--- WORK REQUEST ---
What is needed is the number of lines below that contain the string "table", with no other text.

Element data from apps and pages:
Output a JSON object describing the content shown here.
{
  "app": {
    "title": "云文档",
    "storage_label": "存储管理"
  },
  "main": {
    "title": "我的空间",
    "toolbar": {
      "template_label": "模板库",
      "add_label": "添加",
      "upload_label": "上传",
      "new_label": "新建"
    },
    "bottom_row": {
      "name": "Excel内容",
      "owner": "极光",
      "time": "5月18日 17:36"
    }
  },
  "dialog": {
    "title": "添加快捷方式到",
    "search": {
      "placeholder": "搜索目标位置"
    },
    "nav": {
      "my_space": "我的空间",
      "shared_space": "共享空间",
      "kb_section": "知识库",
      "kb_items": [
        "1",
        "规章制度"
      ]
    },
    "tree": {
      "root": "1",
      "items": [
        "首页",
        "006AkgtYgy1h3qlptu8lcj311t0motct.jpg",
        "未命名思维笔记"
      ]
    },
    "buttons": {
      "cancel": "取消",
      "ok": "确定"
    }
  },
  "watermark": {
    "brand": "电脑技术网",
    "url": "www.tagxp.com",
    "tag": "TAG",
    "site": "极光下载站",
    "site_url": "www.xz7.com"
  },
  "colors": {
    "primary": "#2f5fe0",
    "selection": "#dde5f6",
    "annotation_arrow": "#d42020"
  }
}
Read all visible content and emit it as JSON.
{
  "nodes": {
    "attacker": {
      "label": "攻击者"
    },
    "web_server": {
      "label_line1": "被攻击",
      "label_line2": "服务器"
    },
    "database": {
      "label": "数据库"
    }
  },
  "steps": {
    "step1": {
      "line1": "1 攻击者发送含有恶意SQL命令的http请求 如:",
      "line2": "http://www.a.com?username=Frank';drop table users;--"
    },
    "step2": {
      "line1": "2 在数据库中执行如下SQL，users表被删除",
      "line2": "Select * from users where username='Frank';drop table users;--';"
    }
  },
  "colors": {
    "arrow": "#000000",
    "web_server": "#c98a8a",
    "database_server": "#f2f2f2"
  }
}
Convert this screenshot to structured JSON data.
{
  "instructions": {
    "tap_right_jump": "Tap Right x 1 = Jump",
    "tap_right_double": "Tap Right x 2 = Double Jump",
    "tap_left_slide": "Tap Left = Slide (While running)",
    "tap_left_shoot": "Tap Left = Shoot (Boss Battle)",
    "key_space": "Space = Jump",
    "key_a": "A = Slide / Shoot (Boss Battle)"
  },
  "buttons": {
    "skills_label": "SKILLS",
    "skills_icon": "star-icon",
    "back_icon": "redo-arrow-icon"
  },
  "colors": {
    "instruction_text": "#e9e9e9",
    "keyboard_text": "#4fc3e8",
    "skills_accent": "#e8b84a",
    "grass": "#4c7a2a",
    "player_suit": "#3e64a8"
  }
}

--- SOLUTION BELOW ---
2